When Rákóczi realized that the Imperialists were advancing on Schibo instead of trying to force their way across the Karika Pass, he marched with his whole army towards Schibo, leaving only 2 bns to guard the entrenchments at the Karika Pass. He also sent a message to Károlyi, urging him to send the Sennyey Brigade through the Karika Pass to turn Herbeville's positions. Rákóczi’s Army reached the vicinity of Szamos late in the evening. Rákóczi could clearly see part of the left wing of Herbeville's Army which was anchored on the village of Szamos, but the rest of the army was hidden by wooded hills and it was impossible to assess its real strength.

During the night of November 10 to 11, the rest of Herbeville's exhausted infantry finally reached Schibo.

In the morning of 11 November, Herbeville deployed his corps in order of battle. In the afternoon, he defeated the Kurucs in the Battle of Schibo. The same day, Rabutin set off from Hermannstadt (present-day Sibiu/RO) to effect a junction with Herbeville's Army.

On 12 November, the Imperialists buried their dead and Count Schlick occupied Klausenburg (present-day Cluj/RO) with 5 sqns and the Serbian militia. Colonel Glöckelsberg was sent forward to Szamosújvár (present-day Gherla/RO) and Bethlen (present-day Beclean/RO) with 3 sqns to secure the northern passes leading into Transylvania. The same day in the evening, about half of Rákóczi’s Army had assembled at Szamosújvár.

Within the following days, Herbeville made himself master of all castles and small fortresses of Transylvania.

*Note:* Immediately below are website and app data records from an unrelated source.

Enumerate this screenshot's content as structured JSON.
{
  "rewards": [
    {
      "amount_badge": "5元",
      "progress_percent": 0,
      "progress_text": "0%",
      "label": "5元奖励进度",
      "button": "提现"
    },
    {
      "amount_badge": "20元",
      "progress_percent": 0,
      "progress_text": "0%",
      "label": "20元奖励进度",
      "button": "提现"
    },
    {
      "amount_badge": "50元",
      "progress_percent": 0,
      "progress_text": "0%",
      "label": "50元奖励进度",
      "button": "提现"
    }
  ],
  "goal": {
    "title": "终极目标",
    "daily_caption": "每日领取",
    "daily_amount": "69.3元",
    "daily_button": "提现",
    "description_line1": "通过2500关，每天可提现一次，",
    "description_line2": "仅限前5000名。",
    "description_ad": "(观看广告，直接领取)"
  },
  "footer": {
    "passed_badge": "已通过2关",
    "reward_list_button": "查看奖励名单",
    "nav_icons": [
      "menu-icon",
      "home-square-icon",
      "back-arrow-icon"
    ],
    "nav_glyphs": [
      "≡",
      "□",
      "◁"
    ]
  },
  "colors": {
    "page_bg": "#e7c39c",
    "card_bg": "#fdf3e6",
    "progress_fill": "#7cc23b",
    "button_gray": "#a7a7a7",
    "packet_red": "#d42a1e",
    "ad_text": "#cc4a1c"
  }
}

On 26 November, Herbeville effected a junction with Rabutin's Army at Gyulafehérvár (present-day Alba Iulia/RO) in Transylvania.

Afterwards, the Transylvanian Estates swore allegiance to the emperor at Hermannstadt.


Bánlaky, József: A Magyar Nemzet Hadtörténelme A zsibói csata 1705. november 11.-én.

Fessler, Dr. I. A.: Die Geschichte der Ungern, part IX. File 19. Leipzig 1825

Markó, Árpá: Les Soldats Français dans la Guerre d’Indépendace du Prince François II Rákóczi (1703-1711), pp. 269-274

Tibenský, Ján: Poctivá obec budmerická, Starodávna história, Budmerice 1998

Vojenské dejiny Slovenska, file II, Bratislava 1995


Harald Skala for the initial version of this article